• Take captive every thought (don’t be double minded)
• Remember that your brother is not your enemy.
• Remember that victory is the Lord’s.
Building (Nehemiah 4:15-23) When our enemies heard that it was known to us and that God had frustrated their plan, we all returned to the wall, each to his work.
We returned to the wall: Nehemiah had indeed taken a few days to get organized to deal with the threat, but then they got right back to the work. There is no shame in Sabbath. Whether we are talking about physical or mental health, relationship issues, the mission of the church, whatever, there is no shame in taking time to battle before getting back to building. Two errors we fall into is that we just keep building, ignoring the warning signs, arrows flying around our had and we just keep driving ourselves until we crash never dealing with the crisis. The other error that we can easily fall into is to never get back to building. Here I am thinking of the church I just visited. They’ve been through crisis. They went through a church split, some of their leaders had family issues, they’ve been through pain, and their response has been, shut it down, circle the wagons, refuse to ask questions of mission and purpose and future. It’s not healthy to ignore the crisis signs and just press forward without Sabbath, but its also not healthy to remain on the sidelines. Once the immediate threat is weathered, Nehemiah gets them back to building, but, notice this – they build in a way to protect them against ongoing threats.

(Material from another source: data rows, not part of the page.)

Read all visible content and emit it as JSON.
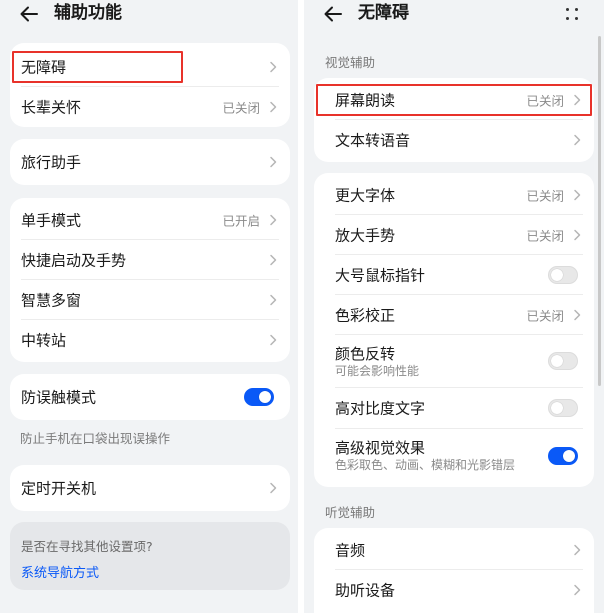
{
  "left": {
    "title": "辅助功能",
    "groups": {
      "g1": [
        {
          "label": "无障碍",
          "value": ""
        },
        {
          "label": "长辈关怀",
          "value": "已关闭"
        }
      ],
      "g2": [
        {
          "label": "旅行助手",
          "value": ""
        }
      ],
      "g3": [
        {
          "label": "单手模式",
          "value": "已开启"
        },
        {
          "label": "快捷启动及手势",
          "value": ""
        },
        {
          "label": "智慧多窗",
          "value": ""
        },
        {
          "label": "中转站",
          "value": ""
        }
      ],
      "g4": [
        {
          "label": "防误触模式",
          "toggle": true
        }
      ],
      "g5": [
        {
          "label": "定时开关机",
          "value": ""
        }
      ]
    },
    "anti_mistouch_note": "防止手机在口袋出现误操作",
    "hint": {
      "question": "是否在寻找其他设置项?",
      "link": "系统导航方式"
    }
  },
  "right": {
    "title": "无障碍",
    "sections": {
      "visual": "视觉辅助",
      "hearing": "听觉辅助"
    },
    "groups": {
      "v1": [
        {
          "label": "屏幕朗读",
          "value": "已关闭"
        },
        {
          "label": "文本转语音",
          "value": ""
        }
      ],
      "v2": [
        {
          "label": "更大字体",
          "value": "已关闭"
        },
        {
          "label": "放大手势",
          "value": "已关闭"
        },
        {
          "label": "大号鼠标指针",
          "toggle": false
        },
        {
          "label": "色彩校正",
          "value": "已关闭"
        },
        {
          "label": "颜色反转",
          "sub": "可能会影响性能",
          "toggle": false
        },
        {
          "label": "高对比度文字",
          "toggle": false
        },
        {
          "label": "高级视觉效果",
          "sub": "色彩取色、动画、模糊和光影错层",
          "toggle": true
        }
      ],
      "h1": [
        {
          "label": "音频",
          "value": ""
        },
        {
          "label": "助听设备",
          "value": ""
        }
      ]
    }
  },
  "colors": {
    "accent": "#0a59f7",
    "highlight": "#e8322a",
    "background": "#f1f3f5"
  }
}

16 From that day on, half of my servants worked on construction, and half held the spears, shields, bows, and coats of mail. And the leaders stood behind the whole house of Judah, 17 who were building on the wall. Those who carried burdens were loaded in such a way that each labored on the work with one hand and held his weapon with the other. 18 And each of the builders had his sword strapped at his side while he built. The man who sounded the trumpet was beside me. 19 And I said to the nobles and to the officials and to the rest of the people, “The work is great and widely spread, and we are separated on the wall, far from one another. 20 In the place where you hear the sound of the trumpet, rally to us there. Our God will fight for us.”
Neh. 4:21 So we labored at the work, and half of them held the spears from the break of dawn until the stars came out. 22 I also said to the people at that time, “Let every man and his servant pass the night within Jerusalem, that they may be a guard for us by night and may labor by day.” 23 So neither I nor my brothers nor my servants nor the men of the guard who followed me, none of us took off our clothes; each kept his weapon at his right hand.

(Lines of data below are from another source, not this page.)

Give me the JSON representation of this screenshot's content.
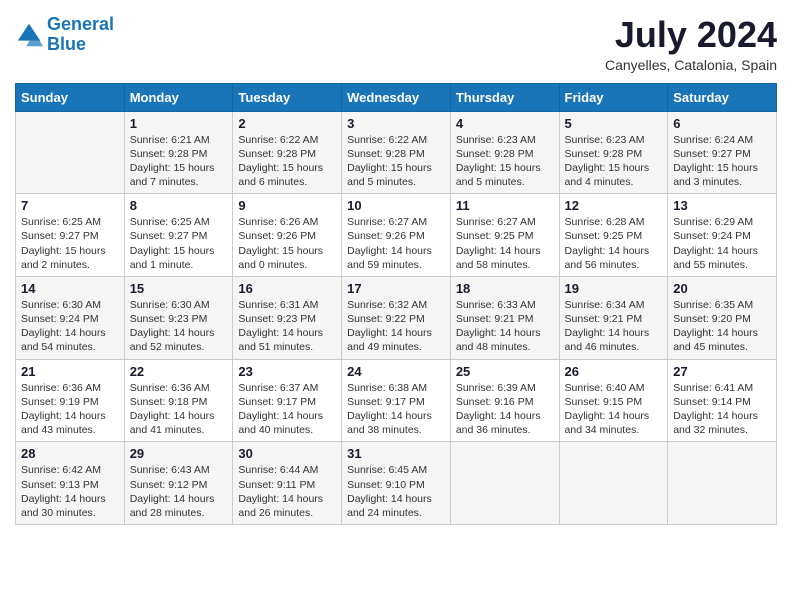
{
  "logo": {
    "line1": "General",
    "line2": "Blue"
  },
  "title": "July 2024",
  "location": "Canyelles, Catalonia, Spain",
  "days_of_week": [
    "Sunday",
    "Monday",
    "Tuesday",
    "Wednesday",
    "Thursday",
    "Friday",
    "Saturday"
  ],
  "weeks": [
    [
      {
        "day": "",
        "info": ""
      },
      {
        "day": "1",
        "info": "Sunrise: 6:21 AM\nSunset: 9:28 PM\nDaylight: 15 hours\nand 7 minutes."
      },
      {
        "day": "2",
        "info": "Sunrise: 6:22 AM\nSunset: 9:28 PM\nDaylight: 15 hours\nand 6 minutes."
      },
      {
        "day": "3",
        "info": "Sunrise: 6:22 AM\nSunset: 9:28 PM\nDaylight: 15 hours\nand 5 minutes."
      },
      {
        "day": "4",
        "info": "Sunrise: 6:23 AM\nSunset: 9:28 PM\nDaylight: 15 hours\nand 5 minutes."
      },
      {
        "day": "5",
        "info": "Sunrise: 6:23 AM\nSunset: 9:28 PM\nDaylight: 15 hours\nand 4 minutes."
      },
      {
        "day": "6",
        "info": "Sunrise: 6:24 AM\nSunset: 9:27 PM\nDaylight: 15 hours\nand 3 minutes."
      }
    ],
    [
      {
        "day": "7",
        "info": "Sunrise: 6:25 AM\nSunset: 9:27 PM\nDaylight: 15 hours\nand 2 minutes."
      },
      {
        "day": "8",
        "info": "Sunrise: 6:25 AM\nSunset: 9:27 PM\nDaylight: 15 hours\nand 1 minute."
      },
      {
        "day": "9",
        "info": "Sunrise: 6:26 AM\nSunset: 9:26 PM\nDaylight: 15 hours\nand 0 minutes."
      },
      {
        "day": "10",
        "info": "Sunrise: 6:27 AM\nSunset: 9:26 PM\nDaylight: 14 hours\nand 59 minutes."
      },
      {
        "day": "11",
        "info": "Sunrise: 6:27 AM\nSunset: 9:25 PM\nDaylight: 14 hours\nand 58 minutes."
      },
      {
        "day": "12",
        "info": "Sunrise: 6:28 AM\nSunset: 9:25 PM\nDaylight: 14 hours\nand 56 minutes."
      },
      {
        "day": "13",
        "info": "Sunrise: 6:29 AM\nSunset: 9:24 PM\nDaylight: 14 hours\nand 55 minutes."
      }
    ],
    [
      {
        "day": "14",
        "info": "Sunrise: 6:30 AM\nSunset: 9:24 PM\nDaylight: 14 hours\nand 54 minutes."
      },
      {
        "day": "15",
        "info": "Sunrise: 6:30 AM\nSunset: 9:23 PM\nDaylight: 14 hours\nand 52 minutes."
      },
      {
        "day": "16",
        "info": "Sunrise: 6:31 AM\nSunset: 9:23 PM\nDaylight: 14 hours\nand 51 minutes."
      },
      {
        "day": "17",
        "info": "Sunrise: 6:32 AM\nSunset: 9:22 PM\nDaylight: 14 hours\nand 49 minutes."
      },
      {
        "day": "18",
        "info": "Sunrise: 6:33 AM\nSunset: 9:21 PM\nDaylight: 14 hours\nand 48 minutes."
      },
      {
        "day": "19",
        "info": "Sunrise: 6:34 AM\nSunset: 9:21 PM\nDaylight: 14 hours\nand 46 minutes."
      },
      {
        "day": "20",
        "info": "Sunrise: 6:35 AM\nSunset: 9:20 PM\nDaylight: 14 hours\nand 45 minutes."
      }
    ],
    [
      {
        "day": "21",
        "info": "Sunrise: 6:36 AM\nSunset: 9:19 PM\nDaylight: 14 hours\nand 43 minutes."
      },
      {
        "day": "22",
        "info": "Sunrise: 6:36 AM\nSunset: 9:18 PM\nDaylight: 14 hours\nand 41 minutes."
      },
      {
        "day": "23",
        "info": "Sunrise: 6:37 AM\nSunset: 9:17 PM\nDaylight: 14 hours\nand 40 minutes."
      },
      {
        "day": "24",
        "info": "Sunrise: 6:38 AM\nSunset: 9:17 PM\nDaylight: 14 hours\nand 38 minutes."
      },
      {
        "day": "25",
        "info": "Sunrise: 6:39 AM\nSunset: 9:16 PM\nDaylight: 14 hours\nand 36 minutes."
      },
      {
        "day": "26",
        "info": "Sunrise: 6:40 AM\nSunset: 9:15 PM\nDaylight: 14 hours\nand 34 minutes."
      },
      {
        "day": "27",
        "info": "Sunrise: 6:41 AM\nSunset: 9:14 PM\nDaylight: 14 hours\nand 32 minutes."
      }
    ],
    [
      {
        "day": "28",
        "info": "Sunrise: 6:42 AM\nSunset: 9:13 PM\nDaylight: 14 hours\nand 30 minutes."
      },
      {
        "day": "29",
        "info": "Sunrise: 6:43 AM\nSunset: 9:12 PM\nDaylight: 14 hours\nand 28 minutes."
      },
      {
        "day": "30",
        "info": "Sunrise: 6:44 AM\nSunset: 9:11 PM\nDaylight: 14 hours\nand 26 minutes."
      },
      {
        "day": "31",
        "info": "Sunrise: 6:45 AM\nSunset: 9:10 PM\nDaylight: 14 hours\nand 24 minutes."
      },
      {
        "day": "",
        "info": ""
      },
      {
        "day": "",
        "info": ""
      },
      {
        "day": "",
        "info": ""
      }
    ]
  ]
}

One question that encourages me as a leader here: Why wasn’t this Nehemiah’s plan from the beginning? Shouldn’t he had known that there would be opposition? Sometimes leadership is reactive. Nehemiah possibly never imagined that it would come to this.

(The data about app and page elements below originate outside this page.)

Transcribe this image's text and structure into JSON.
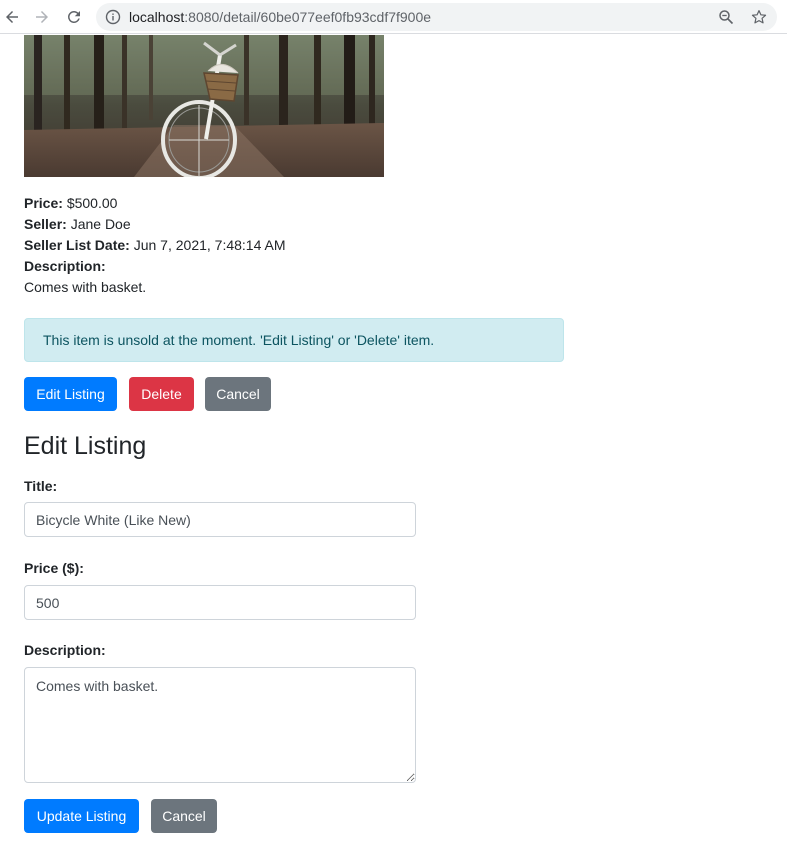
{
  "browser": {
    "url_host": "localhost",
    "url_rest": ":8080/detail/60be077eef0fb93cdf7f900e",
    "icons": [
      "back-arrow-icon",
      "forward-arrow-icon",
      "reload-icon",
      "info-icon",
      "zoom-icon",
      "star-icon"
    ]
  },
  "listing": {
    "image_alt": "bicycle-with-basket",
    "price_label": "Price:",
    "price_value": "$500.00",
    "seller_label": "Seller:",
    "seller_value": "Jane Doe",
    "date_label": "Seller List Date:",
    "date_value": "Jun 7, 2021, 7:48:14 AM",
    "description_label": "Description:",
    "description_value": "Comes with basket."
  },
  "alert": {
    "text": "This item is unsold at the moment. 'Edit Listing' or 'Delete' item."
  },
  "actions": {
    "edit_label": "Edit Listing",
    "delete_label": "Delete",
    "cancel_label": "Cancel"
  },
  "edit_form": {
    "heading": "Edit Listing",
    "title_label": "Title:",
    "title_value": "Bicycle White (Like New)",
    "price_label": "Price ($):",
    "price_value": "500",
    "description_label": "Description:",
    "description_value": "Comes with basket.",
    "update_label": "Update Listing",
    "cancel_label": "Cancel"
  },
  "colors": {
    "primary": "#007bff",
    "danger": "#dc3545",
    "secondary": "#6c757d",
    "alert_bg": "#d1ecf1",
    "alert_text": "#0c5460"
  }
}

• They divided the labour (verse 16)
o Some were building and some were ready to fight the leaders were supporting them and overseeing and ready to call to arms. Everybody had his role, people were using their gifts. Some worked, some served, and some waited for battle, sitting in armor waiting to go. Prayer ministry – labor. Here’s the plan.
• They equipped themselves to build and battle (17-18). This is vital. Some people go through their Christian life from crisis to crisis rather than equipping themselves for health, vitality and maturity.
o Christian identity: Victory over the Darkness
o Living by grace
o Discipleship: First Principles
• Marriage, Work, Purpose, Mission
• They came to the aid of others (19) Every one was ready to come to the aide of others. They encouraged each other: God will fight for us. Not messiah complex I can fix your problem – but pointing to God. Now I’ve seen this happen in our church as well – often it is not publicized.
o Fellowship groups.
o Other churches.
• They persisted. (21-23). Day and night.
o Move to Westboro. Not just an anointing service and initial outreach. We need to organize ourselves for continual sustainable prayer and community involvement.
o We persevere to proclaim the name of Jesus.
Jesus came to battle sin and build his church.